- Stick to one or two bottles
In 2020, Statista recorded that approximately 2.54 billion litres of bottled water were consumed in the UK alone. We are long due to stop buying supermarket bottled water. As we invest in reusable bottles, hopefully there is reduction of the cycle of buying and disposing plastic water bottles. To help with that, a new app called Refill invites individuals to find venues where they can refill their water bottles with tap water free of change.
- Clean, reuse and decorate
A while back, one of my housemates would clean, decorate and reuse olives, pickles or sauce jars to put sugar, pasta, or nuts. These choices are not only limited to food storage, but these could also be crafted into candle glass, pen holders, spare change and any other ideas.
- Buy local and refills
Have you explored your local market or a refill shop? Why not make use of reusable containers to buy plastic-free or help the local economy thrive? On that note, visit our Global Footsteps’ building where FoodLoose is based, and find sustainable options such as pasta, rice, nuts, chocolate, as well as home and personal care.
- Create an edible garden
There is something therapeutical about doing something hands-on, and gardening is one of the greatest pleasures in the UK. Although not everyone has a personal garden, there are ways to plant something beautiful – and maybe useful. Consider decorating your window sill with a basil or parsley plant, or sharing an apple tree with the neighbour. A friend recently decided to use wooden pallets to create a pallet herb garden, an amazing idea to accumulate possibilities! The Royal Horticultural Society has created a free portal for those keen to learn more about plants and gardening.
- Attract some bees into your life
There is a lot of fear over the health and safety of bees, as climate change and habitat loss continues, bees have been a subject of consideration for environmental communities. Bumblebees, specifically, help with the polarization and fertilisation of wild flora and plantations. This year, why not plant some bee-friendly wild flowers?
- Reconsider your car
For those who drive to work, or their kids to school, not having a car would be impractical. However, as remote working becomes more normalised, this need may start to become a consideration.
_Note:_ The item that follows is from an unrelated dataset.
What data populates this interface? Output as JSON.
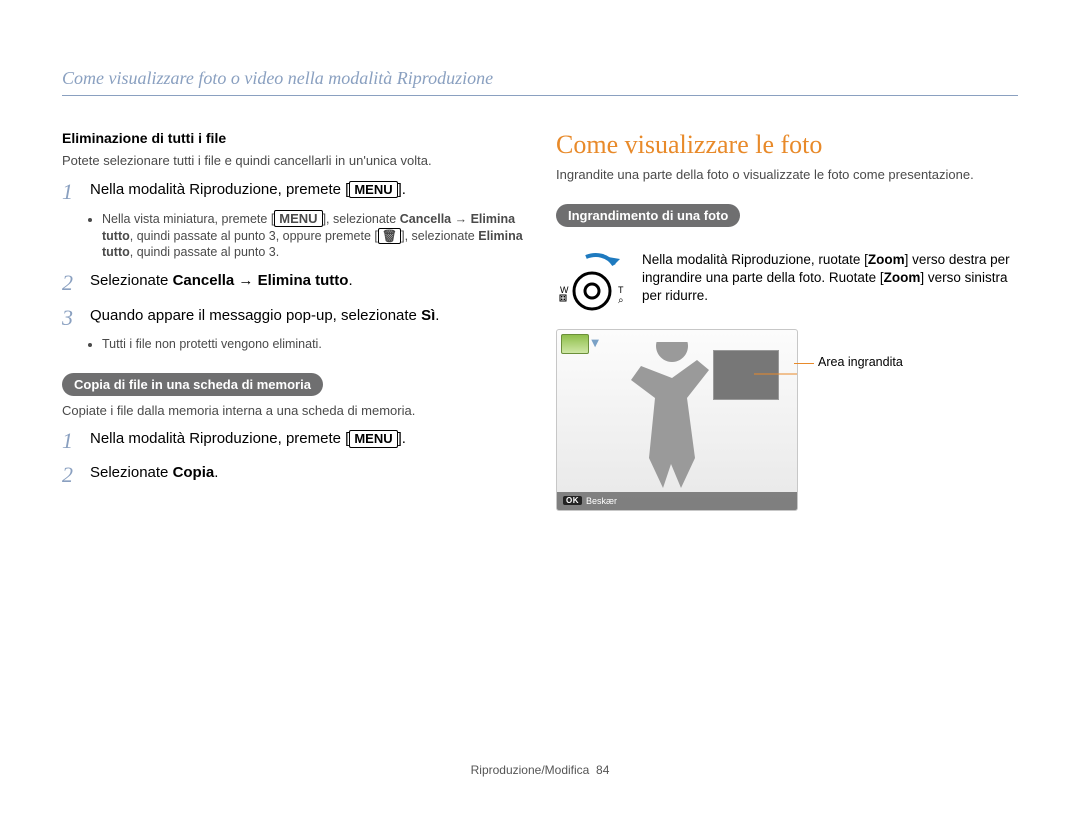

Yet, for those who do not commute too often, perhaps reconsidering their need to own a car may be applicable. A car has very high and consistent costs, varying from tax, insurance, repairs, parking and fuel, as well as being polluting. Instead, consider using public transport or a bicycle, and perhaps renting – or sharing – a car, rather than owning one.
- Be curious about the environment
Read. Talk to others. Join charitable causes, or organisations. Donate money or your time. Participate in groups. Start new activities. Observe nature around you. Recycle. Choose fresh food. Subscribe to information. Invite change. Improve.
2022 is now here, full of possibilities. Change is always coming, consistently happening, even if slowly, and we now have new opportunities to engage and apply these to our own lives as we become more aware. We hold responsibilities, within ourselves, our families and our communities. Above that, we hold the inspiring fact that we are always growing and developing as individuals, and therefore we also are a greater part of that change.